How to Enjoy Boston's History and Culture for Free
In Boston, you can take a journey into America's revolutionary past, listen to beautiful live music, visit internationally acclaimed museums and watch family-friendly movies under the stars, all for free.
Summertime, and the Living Is Easy (and Free)
Summer is a good time to visit Boston, and many of the suggestions listed below are limited to the summer months. This city can be hot in the daytime and cool at night, so if you're planning to attend an outdoor event that lasts into the evening, bring along a sweater or jacket. And always check the weather forecast before solidifying your plans.
Follow the Freedom Trail
A walk along Boston's famous Freedom Trail is a must for anyone interested in American history. Just follow the red brick trail to take a self-guided tour through the city's early history, including many sites relating to the American Revolution and the nation's founders. That's right, there is literally a red line to follow, making it difficult for even a first-time visitor to go astray.
Begin at the Boston Common Visitor's Center (139 Tremont St., Boston, MA) to pick up informational brochures and take a gander at the beautiful surroundings—the Boston Common is America's oldest park and still one of its prettiest. The trail is 2.5 miles long, and by walking steadily you can do it in a few hours, but allow yourself more time to make a few stops along the way. Small children will most likely need a stroller or similar means of conveyance. At the end of the tour is the U.S. Navy's largest ship, the U.S.S. Constitution (Building 22, Charlestown Navy Yard, Charlestown, MA), known as Old Ironsides for its indomitable performance during the War of 1812.

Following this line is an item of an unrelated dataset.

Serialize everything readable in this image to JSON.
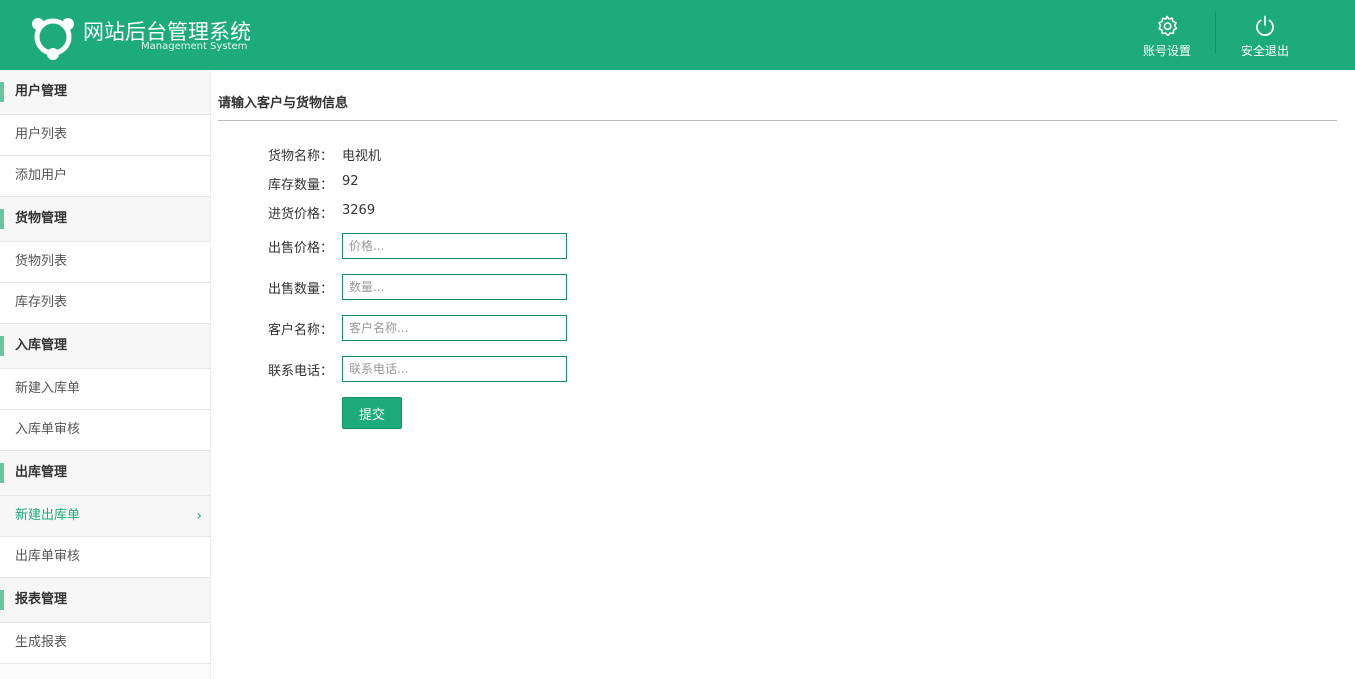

Two of the Boston area's best and most prestigious museums that normally charge admission have free days and/or hours. The Museum of Fine Arts (465 Huntington Ave., Boston, MA) is free on Wednesdays from 4:00 p.m. to 10:00 p.m., though a voluntary donation is encouraged. The museum's collection consists of 450,000 works of art, and it is considered one of the premier art museums in the U.S.
The Institute of Contemporary Art (25 Harbor Shore Dr., Boston, MA) has a history of displaying cutting-edge art and performance. It is free on Martin Luther King Jr. Day, Presidents’ Day, Memorial Day, Labor Day and Columbus Day, as well as between 5:00 p.m. and 9:00 p.m. on Free Thursday Nights. The ICA is located in the Seapoint neighborhood along HarborWalk, a popular public walkway along the Boston Harbor waterfront, where you will be sure to enjoy the scenic views.
The Boston Athenaeum (10-1/2 Beacon St., Boston, MA) is a venerable research library, exhibition space and cultural center with extensive holdings in the areas of American history, rare books and ephemera. It's a membership institution, meaning that only members who pay an annual fee have access to all areas. However, the first floor and gallery space are open at no cost to visitors. It's worth a trip just to see the fine detailing of its interior.
Then again, there is The Museum of Bad Art (55 Davis Square, Somerville MA). This small space is internationally acknowledged as one of the most entertaining museums in New England. The museum itself claims that it is the world's only museum dedicated to the collection, preservation, exhibition and celebration of bad art in all its forms. Let it be said that the museum is not mocking bad art, but rather, it seems to take pride in its gallery and celebrates the heartfelt sincerity of its artists. Although the museum's collection runs to hundreds of items, it has space to display only 70 to 90 at a time. It's located in the basement of the Somerville Theatre and is free, but open only during showtimes. The Somerville Theatre is easily accessible from downtown Boston on the MBTA public transportation system; it's across the street from the Davis Square, Somerville, T-stop.
A Little Night Music and Free Movies, Too
Some of the most highly anticipated events in Boston are held at the Hatch Shell on the Esplanade (47 David G Mugar Way, Boston, MA). To reach the Hatch Shell from downtown Boston you have to cross the multi-lane Storrow Drive; you can walk across safely on the Arthur Fiedler Footbridge.
Free outdoor events at the Hatch Shell include the famous Fourth of July Boston Pops Concert and fireworks display. The Boston Landmarks Orchestra performs free classical music concerts on Wednesday nights in July and August. Especially fun for families is the Free Friday Flicks series during June, July and August. Movies start at sundown. The audience relaxes on the beautiful grass esplanade for these events, so bring along a blanket to sit on. Get there early in order to pick a choice spot, and bring along a picnic if you like, but no alcohol.
Judith loves cats, books, and road trips with her husband. She was born in rural Indiana, studied English Literature at the University of Chicago, and has lived in Chicago, Boston, Deerfield, MA and now Louisville, KY. She owned a bookstore for several years and is a past-president of the Mass. & RI Antiquarian Booksellers. She edits novels and stories, and makes pictures which have been shown in galleries and juried shows. She loves to write, and her motto is "stay curious."